Designer meatballz and more!
Dead ahead! A screaming yellow and royal-blue monstrosity rises out of the plains where corn once grew. Flat, featureless and at 9:30 a.m. on this rain-spittin’ Saturday, the asphalt field fronting IKEA buzzes with trucks, vans and beat-up sedans. Folks stampede in droves headed for the biggest revolving door I’ve ever seen, one in which ten shoppers could easily fit. Well, maybe ten skinny shoppers or 20 little kids, of which there are plenty in tow.
So in I go … my maiden visit to a spot I’ve heard lots about, though the “lots” is usually from the inexperienced mouths of twenty-somethings. Still, what young consumer in their right mind wants to drag Grandma’s 1,000-pound solid oak, hand-carved chest of drawers cross-country to the next thing in their career climb? No, what they seek is something cheap and disposable, a leave-behind item that’s no skin off of their collective noses. Call it curbside kill suitable for today’s lifestyle. Or, call it IKEA.
There’s something sneaky about the idea behind IKEA, though certainly it makes a valiant attempt to define itself as “Swedish” by calling up visions of fine craftsmanship wrought, well, finely. Their headquarters are indeed in Sweden (actually, their earliest products were made by communist workers in Poland), but it doesn’t take long to determine that almost everything is not from the land of blue-eyed blondes, but from far flung places. Turkey comes to mind. When you see a pair of bonneted Amish ladies rifling through heaps of kitchen items, you can be sure you’re not really in Sweden, Toto. Do you really swallow those “Amish” ads for bearded and hatted Amish males making mantles to embrace heating units? Tsk. Tsk.
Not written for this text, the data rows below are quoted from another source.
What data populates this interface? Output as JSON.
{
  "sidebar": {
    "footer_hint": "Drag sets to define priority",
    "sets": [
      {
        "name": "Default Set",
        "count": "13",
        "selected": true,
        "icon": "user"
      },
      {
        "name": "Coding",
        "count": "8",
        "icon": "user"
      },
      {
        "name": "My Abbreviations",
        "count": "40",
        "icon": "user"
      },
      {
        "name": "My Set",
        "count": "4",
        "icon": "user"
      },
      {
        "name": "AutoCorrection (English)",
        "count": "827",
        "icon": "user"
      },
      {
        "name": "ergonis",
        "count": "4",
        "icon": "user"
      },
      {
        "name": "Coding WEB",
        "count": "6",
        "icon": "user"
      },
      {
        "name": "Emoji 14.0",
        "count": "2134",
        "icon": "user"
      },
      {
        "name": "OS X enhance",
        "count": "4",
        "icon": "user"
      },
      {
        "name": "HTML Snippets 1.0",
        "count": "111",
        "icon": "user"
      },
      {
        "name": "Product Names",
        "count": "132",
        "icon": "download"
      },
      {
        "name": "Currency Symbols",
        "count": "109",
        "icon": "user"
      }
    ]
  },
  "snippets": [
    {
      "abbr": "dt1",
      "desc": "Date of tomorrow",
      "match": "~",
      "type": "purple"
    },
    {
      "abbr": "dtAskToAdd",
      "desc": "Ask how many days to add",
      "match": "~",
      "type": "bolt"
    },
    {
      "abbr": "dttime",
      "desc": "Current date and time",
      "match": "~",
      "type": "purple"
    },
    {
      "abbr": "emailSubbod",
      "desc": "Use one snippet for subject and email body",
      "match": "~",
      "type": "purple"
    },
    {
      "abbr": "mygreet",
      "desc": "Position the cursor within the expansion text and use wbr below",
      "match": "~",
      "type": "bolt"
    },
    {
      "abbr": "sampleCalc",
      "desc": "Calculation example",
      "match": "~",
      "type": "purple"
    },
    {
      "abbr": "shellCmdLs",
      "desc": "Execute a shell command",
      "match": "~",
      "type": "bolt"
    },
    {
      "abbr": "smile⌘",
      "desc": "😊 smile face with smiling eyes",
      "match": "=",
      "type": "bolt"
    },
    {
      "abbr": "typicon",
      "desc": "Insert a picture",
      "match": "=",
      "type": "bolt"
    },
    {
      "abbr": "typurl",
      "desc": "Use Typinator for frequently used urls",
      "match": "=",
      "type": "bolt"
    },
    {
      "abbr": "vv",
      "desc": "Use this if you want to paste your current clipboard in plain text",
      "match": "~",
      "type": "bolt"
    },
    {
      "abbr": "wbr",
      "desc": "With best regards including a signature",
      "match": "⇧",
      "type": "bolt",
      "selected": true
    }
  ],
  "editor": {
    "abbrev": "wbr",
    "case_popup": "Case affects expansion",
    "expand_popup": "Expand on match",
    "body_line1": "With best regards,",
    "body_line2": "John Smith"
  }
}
“Even folks with limited means might appreciate good design at reasonable prices.”
So, forget the craftsmanship (is that cardboard?) and admit that the shoppers are really concerned about price, and to hell with design, which is a clever hook. I do like re-thinking Grandpa’s old wingback chair (like that one there with the funky ’70s fabric). It’s fun.
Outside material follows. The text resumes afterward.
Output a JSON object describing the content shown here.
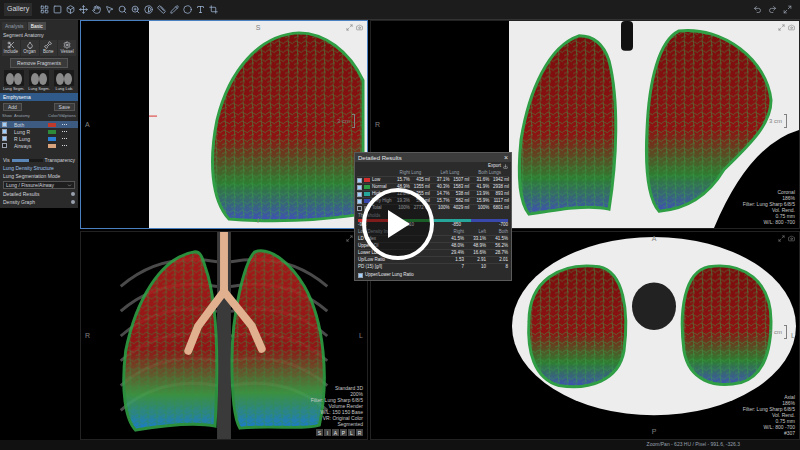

The corporate trick is to scoop up consumers looking for something to do on a rainy, kind-of-depressing Saturday in Illinois. A young, very pregnant lady asks if I have kids. She’s testing out IKEA chairs, hoping to find one that she can sit in to nurse her impending arrival. I point out that the one she’s rocking in has upholstery that won’t be easily cleaned when junior burps and dribbles mother’s milk onto its pristine polyester surface. I advise her to keep on truckin’. Later, I see her happily pushing a cart round and round the never-ending circuit known as IKEA. Quite possibly, she could give birth en route.
Frankly, I feel dizzy and disoriented in the yellow-blue monster, what with all those escalators and glassy elevators transporting the terminally dazzled to multiple floors. Up and down; down and up. Round and round. My handsome tour guide for the day says what’s needed is a big whopping plate of Swedish meatballs, with all the trimmings (just over $4). And over there, he says, is the cafeteria-style feeding trough. Listen up. I’ve eaten Swedish meatballs made by my mother, not sorta Swedish, but really Swedish, and by yumpin’ yiminy, made from an authentic handwritten Swedish recipe straight from Stanton, IA, home to the world’s largest water-tower shaped like a coffee pot. I know meatballs, so don’t try to snooker me. Okay, so it’s not the idea of the “meatballs”… it’s the Swedish hype that counts. Think Swede.
Actually, for IKEA meatballs, they aren’t half bad, though certainly the nutmeg and touch of sweet is gone missing from the gravy. The presentation of the food on a white plate served from the kitchen of a big box store (yah!) is assembly line, to say the least. As we clear off the table, a hysterical clump rushes forth to claim it, chatting wildly about “Swedish” meatballs and how they have to have some. At the checkout lines (endless) are more kind-of Swedish items all in a row. Take your pick and then stuff your face with a fresh-baked cinnamon bun. Yah!
Driving back to staid Milwaukee (harboring thoughts of my modernist store of choice, the much-more expensive, but fabulous Design Within Reach), I curse (not in Swedish) that among all of the multiple choices at IKEA, not one simple wooden scoop did I discover. You remember those scoops, don’t you? In the long ago, I used them to scoop flour and sugar from sacks, all in preparation for baking a pie filled with lingonberries, which grow abundantly in Washington state and can be purchased at IKEA.